What you should do:
Look for "total" in the listing below. Gather each line that contains it.

--------

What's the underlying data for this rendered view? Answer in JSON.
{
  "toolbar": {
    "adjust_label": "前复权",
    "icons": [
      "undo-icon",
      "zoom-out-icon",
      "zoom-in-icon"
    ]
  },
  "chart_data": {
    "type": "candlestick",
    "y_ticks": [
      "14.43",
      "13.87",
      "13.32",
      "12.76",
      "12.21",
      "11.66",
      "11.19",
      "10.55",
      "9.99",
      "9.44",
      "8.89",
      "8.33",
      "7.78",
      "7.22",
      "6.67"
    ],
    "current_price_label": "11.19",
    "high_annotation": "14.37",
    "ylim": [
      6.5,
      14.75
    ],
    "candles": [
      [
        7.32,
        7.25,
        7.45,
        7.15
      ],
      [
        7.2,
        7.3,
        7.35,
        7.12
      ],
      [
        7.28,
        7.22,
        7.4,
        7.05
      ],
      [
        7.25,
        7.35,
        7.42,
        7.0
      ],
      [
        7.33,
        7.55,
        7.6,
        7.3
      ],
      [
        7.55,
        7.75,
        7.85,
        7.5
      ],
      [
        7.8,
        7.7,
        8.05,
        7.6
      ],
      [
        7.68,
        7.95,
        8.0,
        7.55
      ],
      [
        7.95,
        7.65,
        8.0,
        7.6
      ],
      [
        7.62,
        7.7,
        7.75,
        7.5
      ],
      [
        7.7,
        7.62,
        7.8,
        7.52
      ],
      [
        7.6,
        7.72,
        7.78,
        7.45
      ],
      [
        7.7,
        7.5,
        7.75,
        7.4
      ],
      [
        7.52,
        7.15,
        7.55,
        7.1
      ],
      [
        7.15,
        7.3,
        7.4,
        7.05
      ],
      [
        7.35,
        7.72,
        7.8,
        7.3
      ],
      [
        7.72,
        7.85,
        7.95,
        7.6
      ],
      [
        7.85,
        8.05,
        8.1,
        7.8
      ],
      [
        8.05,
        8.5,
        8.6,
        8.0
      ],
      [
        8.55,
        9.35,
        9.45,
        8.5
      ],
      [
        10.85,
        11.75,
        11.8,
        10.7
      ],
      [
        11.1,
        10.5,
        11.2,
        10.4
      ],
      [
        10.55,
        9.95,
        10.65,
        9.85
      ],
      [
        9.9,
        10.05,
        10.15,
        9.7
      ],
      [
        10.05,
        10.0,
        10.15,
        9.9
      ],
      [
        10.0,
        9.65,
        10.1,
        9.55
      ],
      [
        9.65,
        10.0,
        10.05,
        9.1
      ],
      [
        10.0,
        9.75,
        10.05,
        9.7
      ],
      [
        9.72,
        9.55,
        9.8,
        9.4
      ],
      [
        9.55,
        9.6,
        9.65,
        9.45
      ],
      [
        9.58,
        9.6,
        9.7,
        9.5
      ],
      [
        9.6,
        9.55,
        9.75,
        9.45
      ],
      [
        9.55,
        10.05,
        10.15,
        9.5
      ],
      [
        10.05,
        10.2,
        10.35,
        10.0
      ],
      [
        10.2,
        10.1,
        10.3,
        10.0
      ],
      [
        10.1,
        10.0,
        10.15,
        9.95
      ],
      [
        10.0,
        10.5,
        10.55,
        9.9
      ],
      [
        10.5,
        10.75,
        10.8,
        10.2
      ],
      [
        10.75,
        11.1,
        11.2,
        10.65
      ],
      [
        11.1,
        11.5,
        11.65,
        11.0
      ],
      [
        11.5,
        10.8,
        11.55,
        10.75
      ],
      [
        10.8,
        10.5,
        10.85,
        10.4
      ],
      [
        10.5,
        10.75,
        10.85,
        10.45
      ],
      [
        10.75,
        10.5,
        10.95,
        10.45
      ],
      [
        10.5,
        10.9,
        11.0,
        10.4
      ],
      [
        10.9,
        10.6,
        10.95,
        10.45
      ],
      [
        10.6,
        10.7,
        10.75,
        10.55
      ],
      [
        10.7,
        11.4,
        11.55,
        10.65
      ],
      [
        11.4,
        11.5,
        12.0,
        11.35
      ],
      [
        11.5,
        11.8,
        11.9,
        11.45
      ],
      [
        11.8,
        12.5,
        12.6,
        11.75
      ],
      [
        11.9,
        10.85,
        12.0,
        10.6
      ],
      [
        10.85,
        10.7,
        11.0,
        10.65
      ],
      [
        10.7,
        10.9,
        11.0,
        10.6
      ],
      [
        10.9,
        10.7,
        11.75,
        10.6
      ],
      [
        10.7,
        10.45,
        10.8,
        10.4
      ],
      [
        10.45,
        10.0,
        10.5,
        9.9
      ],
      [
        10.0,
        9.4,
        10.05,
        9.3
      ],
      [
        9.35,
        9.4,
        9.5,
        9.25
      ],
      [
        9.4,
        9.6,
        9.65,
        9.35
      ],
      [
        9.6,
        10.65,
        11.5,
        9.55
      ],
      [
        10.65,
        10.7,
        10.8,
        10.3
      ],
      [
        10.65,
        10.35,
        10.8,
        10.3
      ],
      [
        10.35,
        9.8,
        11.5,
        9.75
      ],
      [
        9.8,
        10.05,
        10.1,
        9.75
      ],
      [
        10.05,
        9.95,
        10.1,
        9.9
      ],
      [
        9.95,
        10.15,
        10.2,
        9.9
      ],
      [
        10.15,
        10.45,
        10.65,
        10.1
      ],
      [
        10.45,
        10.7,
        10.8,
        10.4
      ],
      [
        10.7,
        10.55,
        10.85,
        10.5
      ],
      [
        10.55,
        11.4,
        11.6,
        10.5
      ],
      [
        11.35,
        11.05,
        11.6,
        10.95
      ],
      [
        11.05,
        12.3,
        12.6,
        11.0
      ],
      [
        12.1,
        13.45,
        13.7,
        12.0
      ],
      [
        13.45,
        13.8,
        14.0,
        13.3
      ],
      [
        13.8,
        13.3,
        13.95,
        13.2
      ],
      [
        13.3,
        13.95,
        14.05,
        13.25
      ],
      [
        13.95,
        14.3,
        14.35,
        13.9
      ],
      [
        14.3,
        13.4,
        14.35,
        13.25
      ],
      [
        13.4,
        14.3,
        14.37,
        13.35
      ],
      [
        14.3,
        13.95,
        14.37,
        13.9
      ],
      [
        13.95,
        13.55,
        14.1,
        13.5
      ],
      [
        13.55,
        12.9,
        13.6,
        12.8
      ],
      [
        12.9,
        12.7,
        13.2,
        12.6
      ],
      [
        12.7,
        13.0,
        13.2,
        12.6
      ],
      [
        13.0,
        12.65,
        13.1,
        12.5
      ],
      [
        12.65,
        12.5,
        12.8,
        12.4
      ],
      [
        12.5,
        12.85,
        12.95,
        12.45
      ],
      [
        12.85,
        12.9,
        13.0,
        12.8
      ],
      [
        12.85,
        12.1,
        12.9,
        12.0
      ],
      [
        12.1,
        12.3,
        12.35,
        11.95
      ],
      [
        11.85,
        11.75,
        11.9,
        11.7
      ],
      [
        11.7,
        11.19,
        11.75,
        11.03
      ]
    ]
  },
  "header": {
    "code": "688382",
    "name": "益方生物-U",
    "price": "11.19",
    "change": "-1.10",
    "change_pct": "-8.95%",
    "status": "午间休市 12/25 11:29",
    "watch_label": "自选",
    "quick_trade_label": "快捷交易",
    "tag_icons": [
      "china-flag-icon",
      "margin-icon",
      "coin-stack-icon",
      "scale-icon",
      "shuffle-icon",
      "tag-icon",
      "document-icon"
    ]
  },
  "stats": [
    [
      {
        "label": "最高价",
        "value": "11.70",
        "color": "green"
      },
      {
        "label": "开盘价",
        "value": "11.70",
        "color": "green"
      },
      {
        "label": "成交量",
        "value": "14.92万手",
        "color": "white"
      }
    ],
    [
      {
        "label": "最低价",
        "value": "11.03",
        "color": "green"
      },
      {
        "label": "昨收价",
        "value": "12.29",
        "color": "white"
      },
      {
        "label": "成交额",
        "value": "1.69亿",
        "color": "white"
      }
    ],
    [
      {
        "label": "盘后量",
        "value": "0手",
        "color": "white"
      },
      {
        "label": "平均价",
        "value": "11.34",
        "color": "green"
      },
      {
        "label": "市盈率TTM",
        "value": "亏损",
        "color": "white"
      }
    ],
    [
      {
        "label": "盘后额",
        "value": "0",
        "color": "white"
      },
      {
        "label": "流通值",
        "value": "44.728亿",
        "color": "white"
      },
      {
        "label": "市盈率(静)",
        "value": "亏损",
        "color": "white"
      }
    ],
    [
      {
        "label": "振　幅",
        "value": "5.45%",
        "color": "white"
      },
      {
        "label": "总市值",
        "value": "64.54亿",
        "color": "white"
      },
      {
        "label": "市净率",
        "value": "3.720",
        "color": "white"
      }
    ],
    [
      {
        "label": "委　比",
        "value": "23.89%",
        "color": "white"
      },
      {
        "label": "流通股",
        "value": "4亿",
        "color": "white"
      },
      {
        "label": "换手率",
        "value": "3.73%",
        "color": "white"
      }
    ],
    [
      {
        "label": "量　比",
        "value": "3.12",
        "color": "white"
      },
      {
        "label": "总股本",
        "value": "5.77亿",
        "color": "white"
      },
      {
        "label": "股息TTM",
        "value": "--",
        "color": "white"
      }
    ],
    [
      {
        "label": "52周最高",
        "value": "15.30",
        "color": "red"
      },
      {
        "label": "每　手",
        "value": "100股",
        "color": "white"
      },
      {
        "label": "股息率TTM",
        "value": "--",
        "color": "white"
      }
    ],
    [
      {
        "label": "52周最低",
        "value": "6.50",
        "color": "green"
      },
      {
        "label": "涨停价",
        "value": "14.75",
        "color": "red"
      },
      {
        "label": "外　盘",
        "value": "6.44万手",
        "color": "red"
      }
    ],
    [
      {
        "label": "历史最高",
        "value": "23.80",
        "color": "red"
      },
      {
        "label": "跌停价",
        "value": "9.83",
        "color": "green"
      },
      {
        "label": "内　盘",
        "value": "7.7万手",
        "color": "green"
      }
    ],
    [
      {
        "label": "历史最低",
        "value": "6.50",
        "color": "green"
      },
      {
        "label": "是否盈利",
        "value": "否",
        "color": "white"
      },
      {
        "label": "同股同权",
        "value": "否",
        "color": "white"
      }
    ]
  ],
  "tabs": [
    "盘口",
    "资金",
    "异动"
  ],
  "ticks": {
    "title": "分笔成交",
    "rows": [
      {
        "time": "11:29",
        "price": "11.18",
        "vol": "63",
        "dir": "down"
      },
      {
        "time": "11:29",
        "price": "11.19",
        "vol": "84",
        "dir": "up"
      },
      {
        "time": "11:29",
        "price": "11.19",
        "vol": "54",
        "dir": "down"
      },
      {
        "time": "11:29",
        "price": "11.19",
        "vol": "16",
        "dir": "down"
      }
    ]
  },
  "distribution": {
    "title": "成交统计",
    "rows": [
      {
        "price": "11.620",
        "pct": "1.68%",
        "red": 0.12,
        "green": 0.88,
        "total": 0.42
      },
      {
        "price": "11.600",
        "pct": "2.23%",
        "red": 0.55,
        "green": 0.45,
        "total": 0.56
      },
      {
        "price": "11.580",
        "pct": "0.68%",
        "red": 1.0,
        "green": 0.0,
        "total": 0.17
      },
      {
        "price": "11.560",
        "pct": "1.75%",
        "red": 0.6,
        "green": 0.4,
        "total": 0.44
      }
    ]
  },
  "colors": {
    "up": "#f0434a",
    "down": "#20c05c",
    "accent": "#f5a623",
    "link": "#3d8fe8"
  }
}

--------

Task output:
        "total": 0.42
        "total": 0.56
        "total": 0.17
        "total": 0.44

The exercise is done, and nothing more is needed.